James Drury and 'The Virginian' TV series ride onto DVD

When it was announced in 1962 that Universal would produce a weekly 90-minute color Western inspired by Owen Wister's 1902 novel "The Virginian" for NBC, there were plenty of skeptics around.

When it was announced in 1962 that Universal would produce a weekly 90-minute color Western inspired by Owen Wister's 1902 novel "The Virginian" for NBC, there were plenty of skeptics around.

An hour show, OK. But how many people would watch 90 minutes each week? It turned out that quite a few would. "The Virginian" went on to a healthy nine-year run and spent most of that time ranked in the top 20.

"We -- Doug McClure and myself -- thought it would work from the start," said James Drury, who played the title character. McClure, who died in 1995, played his pal Trampas.

"I wish Doug was still around to enjoy what's happening," Drury said during a recent telephone interview.

What's happening is that season one of "The Virginian" (Timeless, $79.98) arrives for the first time on DVD Tuesday. It comes packaged in an attractive tin case and includes the initial 30 episodes on 10 discs. A bonus disc includes interviews with Drury and other members of the cast. Meanwhile, the series is airing weekday afternoons on cable's Encore Westerns.

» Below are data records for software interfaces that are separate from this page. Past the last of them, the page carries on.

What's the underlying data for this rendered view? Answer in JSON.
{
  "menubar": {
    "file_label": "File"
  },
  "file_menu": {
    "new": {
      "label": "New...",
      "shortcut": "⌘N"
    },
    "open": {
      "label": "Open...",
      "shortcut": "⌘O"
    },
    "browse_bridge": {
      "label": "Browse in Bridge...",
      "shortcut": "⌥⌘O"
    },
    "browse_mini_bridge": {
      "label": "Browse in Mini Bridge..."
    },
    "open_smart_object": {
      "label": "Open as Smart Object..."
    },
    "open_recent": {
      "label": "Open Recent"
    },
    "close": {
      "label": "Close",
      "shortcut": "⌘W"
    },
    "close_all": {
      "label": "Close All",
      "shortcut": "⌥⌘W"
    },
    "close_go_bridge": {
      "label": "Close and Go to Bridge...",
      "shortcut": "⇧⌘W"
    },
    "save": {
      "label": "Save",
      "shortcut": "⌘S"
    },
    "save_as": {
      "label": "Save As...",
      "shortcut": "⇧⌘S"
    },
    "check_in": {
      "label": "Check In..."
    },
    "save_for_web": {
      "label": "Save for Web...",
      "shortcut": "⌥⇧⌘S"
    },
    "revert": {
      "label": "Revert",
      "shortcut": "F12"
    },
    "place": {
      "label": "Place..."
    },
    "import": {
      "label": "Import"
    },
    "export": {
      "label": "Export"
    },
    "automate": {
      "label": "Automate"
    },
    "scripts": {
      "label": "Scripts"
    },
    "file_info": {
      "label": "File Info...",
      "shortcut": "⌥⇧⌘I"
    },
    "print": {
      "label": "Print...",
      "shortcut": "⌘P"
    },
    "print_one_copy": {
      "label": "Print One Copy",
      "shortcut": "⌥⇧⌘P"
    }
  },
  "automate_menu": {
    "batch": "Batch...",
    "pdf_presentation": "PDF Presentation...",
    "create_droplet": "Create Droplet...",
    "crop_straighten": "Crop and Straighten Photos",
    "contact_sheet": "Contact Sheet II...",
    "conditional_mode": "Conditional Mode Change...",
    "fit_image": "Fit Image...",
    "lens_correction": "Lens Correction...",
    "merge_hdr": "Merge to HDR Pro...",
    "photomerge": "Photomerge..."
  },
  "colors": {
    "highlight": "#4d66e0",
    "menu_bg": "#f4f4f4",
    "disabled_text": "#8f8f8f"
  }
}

The show features Lee J. Cobb as Judge Henry Garth, who owns the Shiloh ranch outside of Medicine Bow, Wyo., during the 1890s. The Virginian is his foreman and Trampas and Steve Hill (Gary Clarke) play ranch hands. Roberta Shore is Garth's daughter Betsy.

Drury said having Cobb in the cast made the show an easy sell to the network.

"They bought it just because Lee J. Cobb was in it," Drury said. "He was so famous for his work in (the Arthur Miller play) 'Death of a Salesman' and other roles so we didn't even have to do a pilot."

That "The Virginian" is now experiencing something of a revival certainly pleases Drury and Shore.

"It's real gratifying to see new generations introduced to the show," Drury said. "I have some friends who tell me their grandkids come home from school and watch."

Shore said she had gotten numerous e-mails and letters about the series. "Some of them have told me they had forgotten just how good the show was. It is a show that families can watch together. There aren't many of those around today on network television."

Although "The Virginian" had its share of action, the series was also noted for strong story lines and its guest stars. Bette Davis, George C. Scott, Michael Rennie, Joan Crawford and Ricardo Montalban were among the many veterans who agreed to appear in the series, while soon-to-be-stars such as Robert Redford, Charles Bronson and Harrison Ford also popped up.

"It was something special to go to the set every day and find out who you were working with," Drury said. "You'd try to learn as much as you could from them."


"The Virginian" was also noted for its opening theme, written by Percy Faith.

"You listen to it and you realize that he (Faith) captured all the visions of the West in that piece of music," Drury said.

Filming 30 episodes a season in the 90-minute format did require some extra hard work.

"We tried to complete each one in eight days," Drury said, "and most of the time we were working on two episodes at once. I'd do a scene for one episode and then go somewhere else and do one for another episode. It kept you on your toes."

Shore said amazingly it was rare for anyone to get their lines mixed up.

"I think maybe Randy Boone did that a few times," Shore said. "There were long hours, but I was so young then and it didn't matter." Boone joined the show during the second season.

"The Virginian" had numerous cast changes throughout its run. Cobb left after four seasons and 120 episodes. He was replaced for the 1966-67 season by Charles Bickford, who died the next year while shooting the sixth season. John McIntire, who had played Chris Hale on "Wagon Train," stepped in then. He was replaced by Stewart Granger for the 1970-71 season, when the series became known as "The Men from Shiloh."

Shore left after the third season to get married. Clarke departed after 63 episodes. Boone left after the 1965-66 season. Clu Gulager and Lee Majors were others who climbed in the saddle during the series' later years.


The constants during the nine years were Drury and McClure, who appeared in all 249 episodes.

Despite the coming and goings of characters, Drury said he can't recall any problems among cast members.

"We really did all get along," Drury said, "and the guests were terrific. They were always prepared and seemed to enjoy themselves."

The only thing fans won't find in the DVD collection is the Virginian's name.

"That's the way Owen Wister wrote it," Drury said. "He made the Virginian a man of mystery and I think that's part of the character's appeal. So, no one knows his name including me."

"The Virginian" was one of the longest-running Westerns on TV. Only "Gunsmoke" (20 years) and "Bonanza" (14 years) lasted longer.

What To Read Next
Get Local